Not sure if you'll see this thread (as it's over 2 years old...) but...

Having totally forgotten about this thread, completely coincidentally I ordered GR Research LS6 line arrays a couple months ago. I'm on the AV123 preorder list for a pair in piano black, and I'm hoping they will be shipping within the next couple of months.

The funny thing, is that 2 years ago you happened to recommend looking into what Danny was doing... and now, completely unrelated to your advice, I happened to stumble on this thread again, and saw your advice to look into Danny's designs.

After 2 years of research and auditioning since this thread, these are what I've landed on. I'm excited to hear them.
I have not seen or heard that new speaker design, but I'll bet you made a good decision. Please post results when they get some hours on them, I would love to know how they compare with what you had.

If travel ever brings you my way, give me a call.
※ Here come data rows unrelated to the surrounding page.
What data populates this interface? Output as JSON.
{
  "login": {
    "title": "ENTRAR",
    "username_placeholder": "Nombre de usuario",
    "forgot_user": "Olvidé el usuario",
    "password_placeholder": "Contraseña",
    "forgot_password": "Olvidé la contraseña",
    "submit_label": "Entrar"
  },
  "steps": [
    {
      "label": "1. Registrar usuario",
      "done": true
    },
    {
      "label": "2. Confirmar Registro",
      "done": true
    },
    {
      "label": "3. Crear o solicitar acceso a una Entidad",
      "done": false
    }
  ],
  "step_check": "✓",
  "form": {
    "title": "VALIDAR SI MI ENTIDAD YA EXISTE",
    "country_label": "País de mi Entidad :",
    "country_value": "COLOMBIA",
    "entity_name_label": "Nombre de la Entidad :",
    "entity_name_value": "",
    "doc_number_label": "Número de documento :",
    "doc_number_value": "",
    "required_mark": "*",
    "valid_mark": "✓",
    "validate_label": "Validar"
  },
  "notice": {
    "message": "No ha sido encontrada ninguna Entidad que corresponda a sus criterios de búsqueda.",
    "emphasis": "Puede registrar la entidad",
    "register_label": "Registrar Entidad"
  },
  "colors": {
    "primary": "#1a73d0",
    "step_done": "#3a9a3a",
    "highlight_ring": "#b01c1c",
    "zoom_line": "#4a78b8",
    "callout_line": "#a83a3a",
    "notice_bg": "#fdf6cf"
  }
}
You can listen to the Dali's.
I hated my bottleheads -8s;) And messed about much the other DIY line arrays one can build a hi performing loudspeaker with a LA but I still perfer large front horns systems.As always YMMV
I have the prototypes of the LS-6 and have been living with them for about 6 months've made an excellent choice!
Todd, Rick Craig (Selah Audio) will build any line array you want (including Incredarrays) and it would still be covered by your $15k budget. I also suggest you email him to discuss your needs at length. Since you'll be using a pair of high-quality subwoofers, he would probably recommend nine 5" Accutons or ScanSpeak Revelators together with eight Fountek ribbon tweeters. He is also a specialist in using DEQX in his line arrays for the ultimate in speaker correction/speaker crossover/subwoofer crossover/room correction. In the meantime, check this beauty.
Vladimir - Thank you for the Selah recommendation. Rick Craig's designs look very good.
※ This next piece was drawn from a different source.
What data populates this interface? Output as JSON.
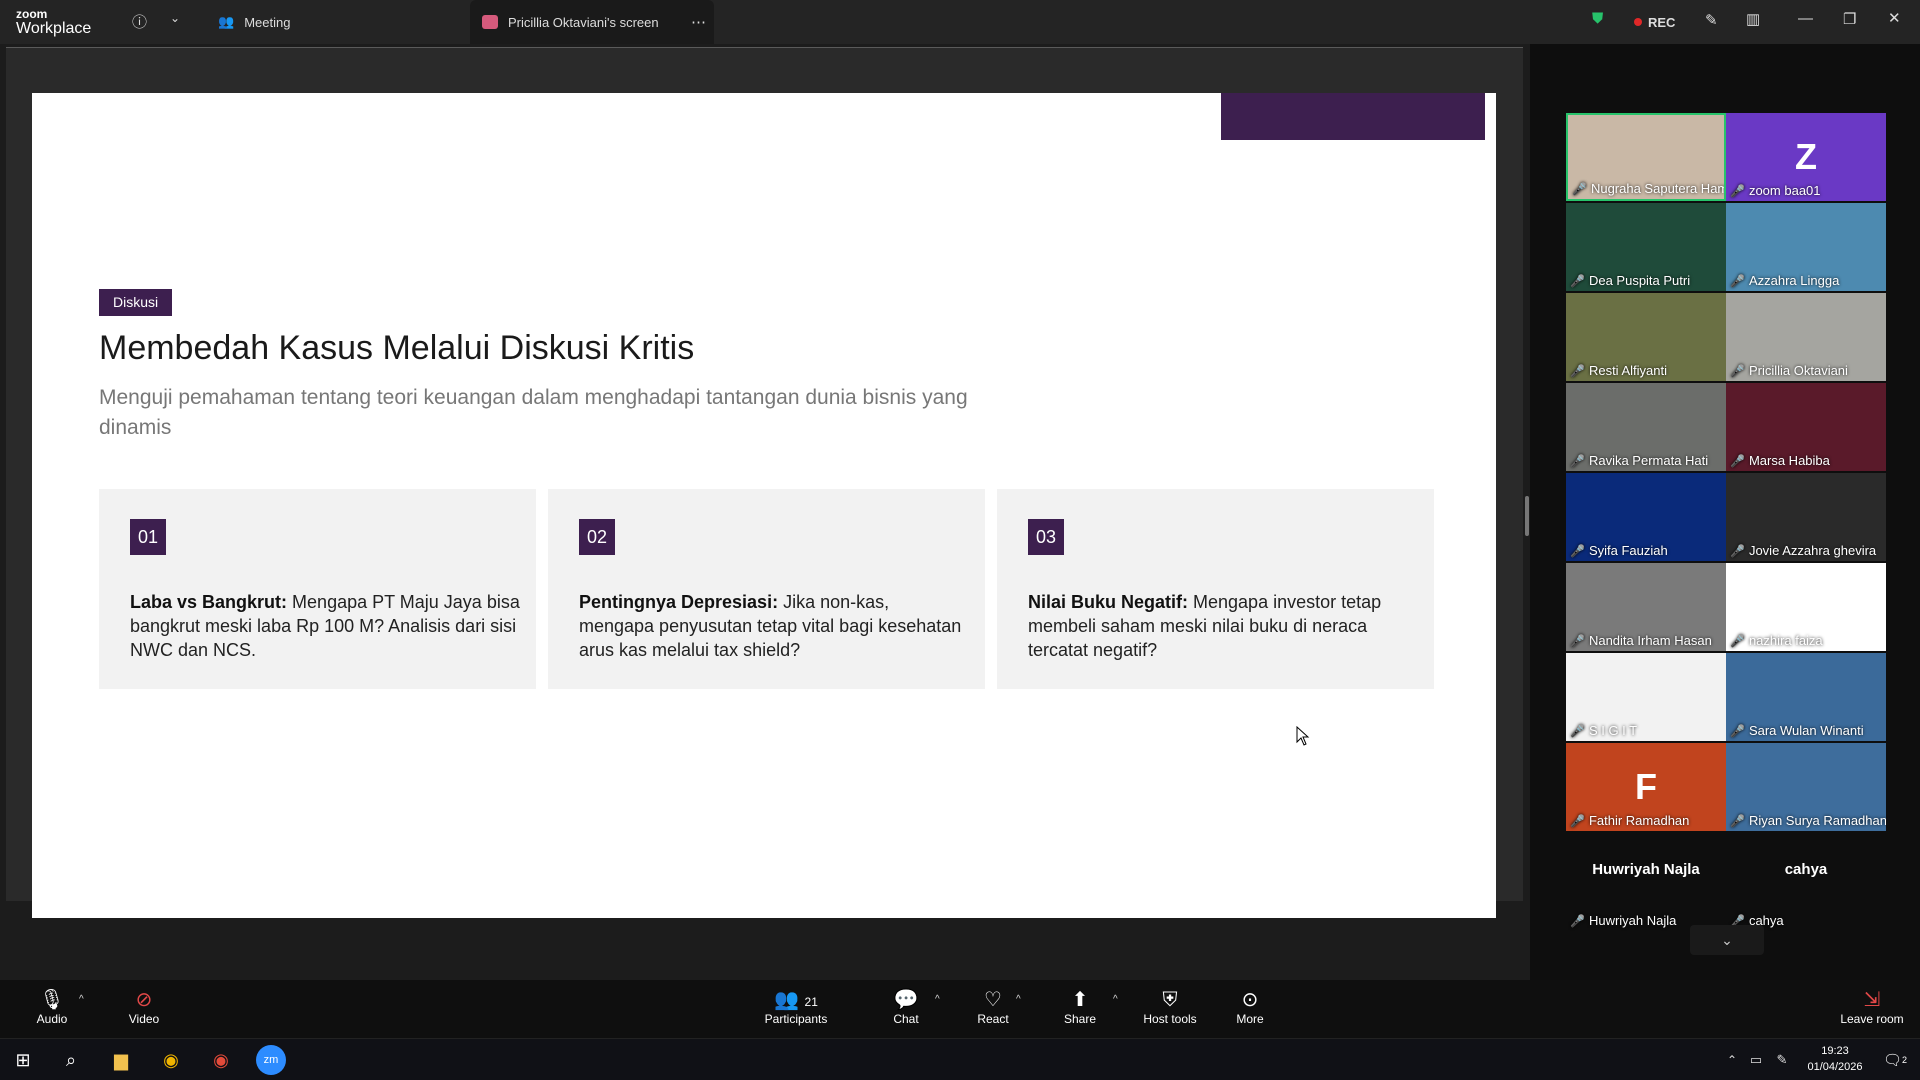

Like I mentioned, though, I've already put a deposit on a pair of GR Research LS6 produced by AV123.

The price is definitely right on these. Danny Richie says they set the bar even higher than his discontinued Alpha LS design. I'm excited to try out the true line array design.
a well executed esl will probably be less timbrally inaccurate than any line array.
a well executed esl will probably be less timbrally inaccurate than any line array.

Do I sense a little "bomb", Mr T.

I don't think I will enter the fray here except to say that any large radiating surface or line (panel or array) will have a markedly different dispersion pattern compared to a point source. As the line array becomes large relative to the listening position then the energy will fall off inversely with respect to distance as opposed to the inverse of the square of the distance for a point source or as opposed to no drop in energy with distance for an infinitely large surface.

Throw in room wall surfaces and it gets even more complex as some signals from different parts of a line array or surface become additive when reflected to the listener and some signals cancel as they are reflected to the listener. Some of this complex reverberation may be countered by a stronger primary signal reaching the listener. Nevertheless the reverberant field may vary quite significantly with listener position (standing/seated or off center).

In essence any radiating lines or surfaces tend to result in a more complex reverberant radiation patterns in the room. (Bear in mind that a point source is pretty complex already...)

Note: I have said nothing about what sounds best - this is a matter of taste about the reverberant sound field.

Certainly for rock concerts and arenas, line arrays and walls of speakers are very effective in reducing the drop in SPL with distance - giving similar levels of loudness to more listeners. (A point source would be too loud for those at the front or close to the speaker and not loud enough for those at the back or seated off axis)

...back to regular programming
ESLs are the Jaguars of the audio world. Great...when they're not in the shop. Reliability has improved, but is a serious detractor for people who would like to listen to music on a regular basis. I don't even consider them an option.